- Your goal
Give back each entry word for word, but drop the images.

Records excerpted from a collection

____________

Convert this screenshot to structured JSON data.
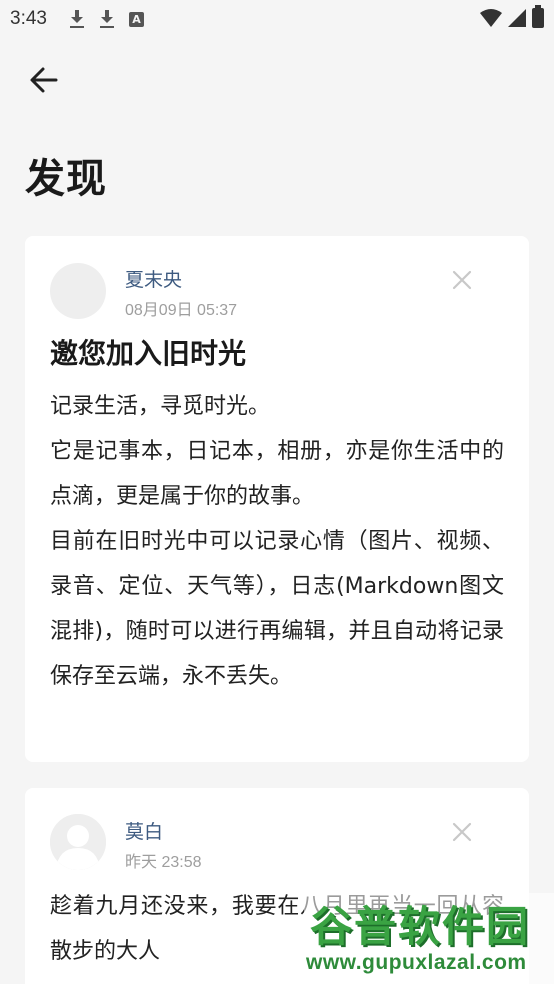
{
  "status_bar": {
    "time": "3:43",
    "left_icons": [
      "download-icon",
      "download-icon",
      "a-icon"
    ],
    "a_icon_letter": "A",
    "right_icons": [
      "wifi-icon",
      "signal-icon",
      "battery-icon"
    ]
  },
  "header": {
    "title": "发现"
  },
  "posts": [
    {
      "author": "夏末央",
      "date": "08月09日 05:37",
      "title": "邀您加入旧时光",
      "paragraphs": [
        "记录生活，寻觅时光。",
        "它是记事本，日记本，相册，亦是你生活中的点滴，更是属于你的故事。",
        "目前在旧时光中可以记录心情（图片、视频、录音、定位、天气等），日志(Markdown图文混排)，随时可以进行再编辑，并且自动将记录保存至云端，永不丢失。"
      ]
    },
    {
      "author": "莫白",
      "date": "昨天 23:58",
      "paragraphs": [
        "趁着九月还没来，我要在八月里再当一回从容散步的大人"
      ]
    }
  ],
  "watermark": {
    "brand": "谷普软件园",
    "url": "www.gupuxlazal.com"
  },
  "colors": {
    "background": "#f5f5f5",
    "card": "#ffffff",
    "author": "#3d5a80",
    "date": "#9e9e9e",
    "watermark_green": "#3aa343"
  }
}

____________

- Finished exercise
Convert this screenshot to structured JSON data.
{
  "status_bar": {
    "time": "3:43",
    "left_icons": [
      "download-icon",
      "download-icon",
      "a-icon"
    ],
    "a_icon_letter": "A",
    "right_icons": [
      "wifi-icon",
      "signal-icon",
      "battery-icon"
    ]
  },
  "header": {
    "title": "发现"
  },
  "posts": [
    {
      "author": "夏末央",
      "date": "08月09日 05:37",
      "title": "邀您加入旧时光",
      "paragraphs": [
        "记录生活，寻觅时光。",
        "它是记事本，日记本，相册，亦是你生活中的点滴，更是属于你的故事。",
        "目前在旧时光中可以记录心情（图片、视频、录音、定位、天气等），日志(Markdown图文混排)，随时可以进行再编辑，并且自动将记录保存至云端，永不丢失。"
      ]
    },
    {
      "author": "莫白",
      "date": "昨天 23:58",
      "paragraphs": [
        "趁着九月还没来，我要在八月里再当一回从容散步的大人"
      ]
    }
  ],
  "watermark": {
    "brand": "谷普软件园",
    "url": "www.gupuxlazal.com"
  },
  "colors": {
    "background": "#f5f5f5",
    "card": "#ffffff",
    "author": "#3d5a80",
    "date": "#9e9e9e",
    "watermark_green": "#3aa343"
  }
}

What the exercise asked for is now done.